Narrative: MY STUDENT AGAIN IDENTED BOTH NAVAIDS, PICKED UP THE GS, AND FOLLOWED IT DOWN. 3 MI FROM THE RWY, OUR GS FLAG CAME ON, AT WHICH TIME I TOLD STUDENT TO FLY THE #2 VOR WHICH WAS SET ON THE VOR 18 APCH COURSE. I IMMEDIATELY CALLED MADISON TWR AND TOLD THEM THAT THE ILS 18 WAS OFF THE AIR. APPARENTLY THEY DIDN'T GET MY MESSAGE. AFTER TALKING TO THEM AFTERWARDS THEY APPARENTLY NOTICED A PROB AT THIS TIME WITH OUR XPONDER GOING OFF THE AIR 3 MI OUT. I ALSO NOTICED THE RADIOS BOTH COM AND NAV #1 AND #2 BLINKING AS WELL AS OUR DME AND LORAN. I TRIED CALLING MSN TWR AGAIN WHILE CHKING THE ALTERNATOR OUTPUT WHICH SHOWED A LITTLE BELOW 35 AMPS. WHILE ALL THIS OCCURRED, I HIT THE RADIO MASTER ON AND OFF, THEN BACK ON. STUDENT PLT AT THIS TIME HAD DSNDED OUT OF THE CLOUDS ABOUT 1/2 MI FROM THE END OF RWY 18. I THEN TOOK THE ACFT CTLS AND CIRCLED TO LAND ON RWY 13 SINCE 18 WAS CLOSED. I LANDED AND TURNED OFF ON THE FIRST TXWY AND HELD BEHIND THE YELLOW LINE. AFTER 5- 10 MINS WE FINALLY GOT COM #2 TO WORK. WE CALLED MSN TWR WHICH TOLD US TO TAXI TO THE RAMP. I SECURED THE ACFT AND THEN CALLED MSN TWR BY TELEPHONE AND TOLD THEM WHAT HAPPENED. I WAS INSTRUCTED THAT EVERYTHING WAS FINE. I FEEL THAT MY ACTIONS WERE APPROPRIATE. I KNOW THAT WX CONDITIONS WERE LOW THAT DAY AND OUR LEGAL ALTERNATE WAS LOW AND IFR AS WELL THE ONLY AND CLOSEST VFR ARPT WAS SUX BUT HOW WERE WE TO NAV THERE IN IFR WITH NO NAV OR COM. THE ONLY CORRECTIVE ACTION I DIDN'T MAKE WAS TO HIT THE ALTERNATE BUS SWITCH WHICH I DIDN'T DO SINCE ALL THIS TOOK LESS THAN 2 MINS. I FEEL THAT WE DID THE RIGHT THINGS IN HANDLING THIS SERIOUS SIT. I BELIEVE IN TRAINING IN LOWER CONDITIONS WITH MY STUDENTS. THE LESSON HERE IS TO KNOW YOUR OUTS AND KNOW THE ACFT WELL THAT YOU FLY!

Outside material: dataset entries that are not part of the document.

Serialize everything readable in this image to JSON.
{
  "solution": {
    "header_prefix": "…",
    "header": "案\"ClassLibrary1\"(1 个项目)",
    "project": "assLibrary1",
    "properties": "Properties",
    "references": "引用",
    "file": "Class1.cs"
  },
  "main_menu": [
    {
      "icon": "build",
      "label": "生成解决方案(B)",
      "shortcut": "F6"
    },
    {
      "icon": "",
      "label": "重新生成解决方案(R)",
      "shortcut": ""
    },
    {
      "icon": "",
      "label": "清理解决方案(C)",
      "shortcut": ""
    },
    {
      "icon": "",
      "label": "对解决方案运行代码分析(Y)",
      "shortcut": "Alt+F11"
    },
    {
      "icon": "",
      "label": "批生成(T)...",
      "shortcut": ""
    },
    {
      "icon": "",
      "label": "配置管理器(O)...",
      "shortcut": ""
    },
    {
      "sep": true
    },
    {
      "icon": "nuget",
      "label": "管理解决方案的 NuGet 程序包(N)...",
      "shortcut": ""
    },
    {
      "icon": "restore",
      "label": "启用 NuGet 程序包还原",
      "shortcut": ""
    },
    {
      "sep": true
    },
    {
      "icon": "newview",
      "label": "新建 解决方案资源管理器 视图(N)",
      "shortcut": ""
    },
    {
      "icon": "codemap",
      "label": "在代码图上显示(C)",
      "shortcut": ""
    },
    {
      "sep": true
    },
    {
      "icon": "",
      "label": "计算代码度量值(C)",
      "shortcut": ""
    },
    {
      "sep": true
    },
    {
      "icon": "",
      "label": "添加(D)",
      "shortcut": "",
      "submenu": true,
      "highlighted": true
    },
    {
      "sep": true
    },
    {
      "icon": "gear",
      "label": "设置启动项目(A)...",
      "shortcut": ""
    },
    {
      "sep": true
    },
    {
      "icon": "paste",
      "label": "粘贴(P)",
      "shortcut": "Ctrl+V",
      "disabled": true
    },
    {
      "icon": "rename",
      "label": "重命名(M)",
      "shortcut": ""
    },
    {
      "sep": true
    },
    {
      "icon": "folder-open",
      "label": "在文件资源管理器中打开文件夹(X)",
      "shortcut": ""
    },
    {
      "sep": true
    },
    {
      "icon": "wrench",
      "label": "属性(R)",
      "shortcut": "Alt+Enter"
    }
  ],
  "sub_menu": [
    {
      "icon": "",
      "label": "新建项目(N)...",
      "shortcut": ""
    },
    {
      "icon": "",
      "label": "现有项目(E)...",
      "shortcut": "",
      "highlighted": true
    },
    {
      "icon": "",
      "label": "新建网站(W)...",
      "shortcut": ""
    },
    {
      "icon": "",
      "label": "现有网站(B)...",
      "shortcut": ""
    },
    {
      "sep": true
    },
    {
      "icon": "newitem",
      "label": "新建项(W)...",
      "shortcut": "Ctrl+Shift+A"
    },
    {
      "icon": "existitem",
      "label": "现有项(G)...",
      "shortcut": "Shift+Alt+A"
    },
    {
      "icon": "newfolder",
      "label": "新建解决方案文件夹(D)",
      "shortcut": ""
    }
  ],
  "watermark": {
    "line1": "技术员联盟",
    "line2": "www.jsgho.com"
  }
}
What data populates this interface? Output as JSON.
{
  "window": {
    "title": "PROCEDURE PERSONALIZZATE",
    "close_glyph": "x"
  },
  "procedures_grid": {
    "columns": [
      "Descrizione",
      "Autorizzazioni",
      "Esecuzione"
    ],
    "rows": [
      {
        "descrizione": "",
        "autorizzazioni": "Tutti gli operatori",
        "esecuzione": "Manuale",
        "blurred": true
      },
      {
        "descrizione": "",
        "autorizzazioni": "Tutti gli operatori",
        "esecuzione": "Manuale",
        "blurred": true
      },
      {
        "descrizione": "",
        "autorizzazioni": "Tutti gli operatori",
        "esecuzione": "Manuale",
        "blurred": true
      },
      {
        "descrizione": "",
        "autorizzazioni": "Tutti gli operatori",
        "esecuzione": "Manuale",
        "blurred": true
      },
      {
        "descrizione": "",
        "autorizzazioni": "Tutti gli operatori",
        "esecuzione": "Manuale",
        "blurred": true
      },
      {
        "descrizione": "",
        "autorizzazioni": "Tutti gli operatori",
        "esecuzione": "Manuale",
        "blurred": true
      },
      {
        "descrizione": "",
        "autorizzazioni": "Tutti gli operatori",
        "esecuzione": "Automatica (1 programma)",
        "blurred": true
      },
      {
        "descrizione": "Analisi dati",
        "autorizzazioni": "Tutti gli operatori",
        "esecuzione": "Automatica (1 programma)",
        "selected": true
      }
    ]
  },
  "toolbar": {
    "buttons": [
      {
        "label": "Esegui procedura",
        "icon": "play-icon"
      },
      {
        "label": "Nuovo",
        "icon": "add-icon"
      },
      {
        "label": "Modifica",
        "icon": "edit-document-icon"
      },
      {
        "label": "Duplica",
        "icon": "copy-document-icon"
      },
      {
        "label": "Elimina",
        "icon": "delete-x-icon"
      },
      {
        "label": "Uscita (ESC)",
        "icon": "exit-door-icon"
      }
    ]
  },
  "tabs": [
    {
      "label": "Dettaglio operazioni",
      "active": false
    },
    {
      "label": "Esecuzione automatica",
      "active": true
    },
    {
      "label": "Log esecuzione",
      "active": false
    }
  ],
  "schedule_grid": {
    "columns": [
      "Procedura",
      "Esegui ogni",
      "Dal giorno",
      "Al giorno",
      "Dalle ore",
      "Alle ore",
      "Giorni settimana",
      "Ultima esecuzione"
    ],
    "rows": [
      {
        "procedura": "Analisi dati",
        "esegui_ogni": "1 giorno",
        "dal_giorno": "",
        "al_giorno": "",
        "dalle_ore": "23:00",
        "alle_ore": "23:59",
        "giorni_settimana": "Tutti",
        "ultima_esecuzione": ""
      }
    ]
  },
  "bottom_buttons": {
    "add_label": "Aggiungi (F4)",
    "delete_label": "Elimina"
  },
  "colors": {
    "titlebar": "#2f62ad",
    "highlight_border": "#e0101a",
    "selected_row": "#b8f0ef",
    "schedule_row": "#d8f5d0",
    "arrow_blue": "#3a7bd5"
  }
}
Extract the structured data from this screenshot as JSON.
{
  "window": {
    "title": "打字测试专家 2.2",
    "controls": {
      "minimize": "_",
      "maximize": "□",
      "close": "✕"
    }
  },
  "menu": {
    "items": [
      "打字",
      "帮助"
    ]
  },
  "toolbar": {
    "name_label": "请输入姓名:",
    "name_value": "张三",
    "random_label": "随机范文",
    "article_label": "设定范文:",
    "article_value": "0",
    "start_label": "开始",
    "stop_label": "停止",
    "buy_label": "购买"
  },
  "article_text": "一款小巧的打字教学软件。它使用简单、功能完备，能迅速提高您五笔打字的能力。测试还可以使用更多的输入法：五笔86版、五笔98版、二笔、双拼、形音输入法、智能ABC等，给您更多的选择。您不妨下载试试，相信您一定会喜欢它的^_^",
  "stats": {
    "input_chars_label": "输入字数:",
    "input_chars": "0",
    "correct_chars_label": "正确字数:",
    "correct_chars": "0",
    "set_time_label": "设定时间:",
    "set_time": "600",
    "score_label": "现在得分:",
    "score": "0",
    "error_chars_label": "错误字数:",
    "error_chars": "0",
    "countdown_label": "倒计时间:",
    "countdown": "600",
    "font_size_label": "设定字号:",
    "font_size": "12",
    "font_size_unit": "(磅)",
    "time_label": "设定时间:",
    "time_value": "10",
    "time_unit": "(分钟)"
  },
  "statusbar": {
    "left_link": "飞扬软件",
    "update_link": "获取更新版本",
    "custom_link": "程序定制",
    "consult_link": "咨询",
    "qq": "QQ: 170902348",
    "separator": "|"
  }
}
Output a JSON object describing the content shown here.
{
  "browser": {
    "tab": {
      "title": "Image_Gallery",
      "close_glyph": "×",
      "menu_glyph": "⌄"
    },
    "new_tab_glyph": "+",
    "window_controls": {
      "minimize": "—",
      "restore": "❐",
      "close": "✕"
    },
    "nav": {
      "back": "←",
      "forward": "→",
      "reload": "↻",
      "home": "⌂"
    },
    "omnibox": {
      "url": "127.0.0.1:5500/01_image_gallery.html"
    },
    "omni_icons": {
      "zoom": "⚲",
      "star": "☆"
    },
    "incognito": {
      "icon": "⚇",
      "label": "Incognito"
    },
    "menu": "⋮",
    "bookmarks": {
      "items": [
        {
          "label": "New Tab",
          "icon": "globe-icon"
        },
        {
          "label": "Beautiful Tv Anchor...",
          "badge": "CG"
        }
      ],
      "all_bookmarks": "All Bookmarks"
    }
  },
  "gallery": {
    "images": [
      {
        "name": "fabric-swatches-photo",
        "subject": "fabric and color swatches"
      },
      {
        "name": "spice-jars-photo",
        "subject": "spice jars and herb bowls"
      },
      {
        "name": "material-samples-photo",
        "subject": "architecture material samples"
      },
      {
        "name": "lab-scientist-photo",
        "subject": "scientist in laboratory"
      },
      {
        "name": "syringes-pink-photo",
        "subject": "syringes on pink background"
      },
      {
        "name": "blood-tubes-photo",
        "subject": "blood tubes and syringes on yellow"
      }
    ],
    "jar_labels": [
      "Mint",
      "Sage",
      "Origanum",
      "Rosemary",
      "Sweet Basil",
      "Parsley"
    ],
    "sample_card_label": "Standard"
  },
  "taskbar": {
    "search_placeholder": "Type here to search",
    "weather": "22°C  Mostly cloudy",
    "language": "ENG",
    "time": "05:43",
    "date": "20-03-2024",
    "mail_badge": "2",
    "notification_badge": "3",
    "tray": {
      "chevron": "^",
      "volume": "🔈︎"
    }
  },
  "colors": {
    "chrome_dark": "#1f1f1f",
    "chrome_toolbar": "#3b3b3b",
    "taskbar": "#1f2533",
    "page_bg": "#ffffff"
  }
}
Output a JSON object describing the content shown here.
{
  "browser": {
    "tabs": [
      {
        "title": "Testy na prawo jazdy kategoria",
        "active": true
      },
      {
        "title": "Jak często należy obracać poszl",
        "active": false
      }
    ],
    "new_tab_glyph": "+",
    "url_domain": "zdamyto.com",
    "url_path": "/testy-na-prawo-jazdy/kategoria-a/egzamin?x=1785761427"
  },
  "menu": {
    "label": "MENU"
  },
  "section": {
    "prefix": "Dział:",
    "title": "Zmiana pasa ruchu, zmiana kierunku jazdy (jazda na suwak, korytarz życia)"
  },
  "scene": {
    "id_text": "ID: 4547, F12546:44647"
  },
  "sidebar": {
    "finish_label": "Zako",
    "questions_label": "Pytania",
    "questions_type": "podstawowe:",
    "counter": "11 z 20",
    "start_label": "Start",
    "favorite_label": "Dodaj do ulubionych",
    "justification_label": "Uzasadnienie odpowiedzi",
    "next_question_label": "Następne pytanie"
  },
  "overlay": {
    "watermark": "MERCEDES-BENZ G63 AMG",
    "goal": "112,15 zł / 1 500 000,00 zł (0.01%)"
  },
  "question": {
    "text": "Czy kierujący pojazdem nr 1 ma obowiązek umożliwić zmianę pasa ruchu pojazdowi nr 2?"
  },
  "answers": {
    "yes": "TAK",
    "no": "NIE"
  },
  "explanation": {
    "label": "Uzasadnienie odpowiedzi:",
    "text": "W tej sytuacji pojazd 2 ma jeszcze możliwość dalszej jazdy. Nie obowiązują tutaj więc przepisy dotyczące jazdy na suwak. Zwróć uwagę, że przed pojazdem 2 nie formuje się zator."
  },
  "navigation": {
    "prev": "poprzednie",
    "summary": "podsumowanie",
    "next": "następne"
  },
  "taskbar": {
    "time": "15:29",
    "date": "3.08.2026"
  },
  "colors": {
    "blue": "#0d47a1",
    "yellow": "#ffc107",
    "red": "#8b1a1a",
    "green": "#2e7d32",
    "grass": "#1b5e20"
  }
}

Data retrieved from NASA's ASRS site as of July 2007 and automatically converted to unabbreviated mixed upper/lowercase text. This report is for informational purposes with no guarantee of accuracy. See NASA's ASRS site for official report.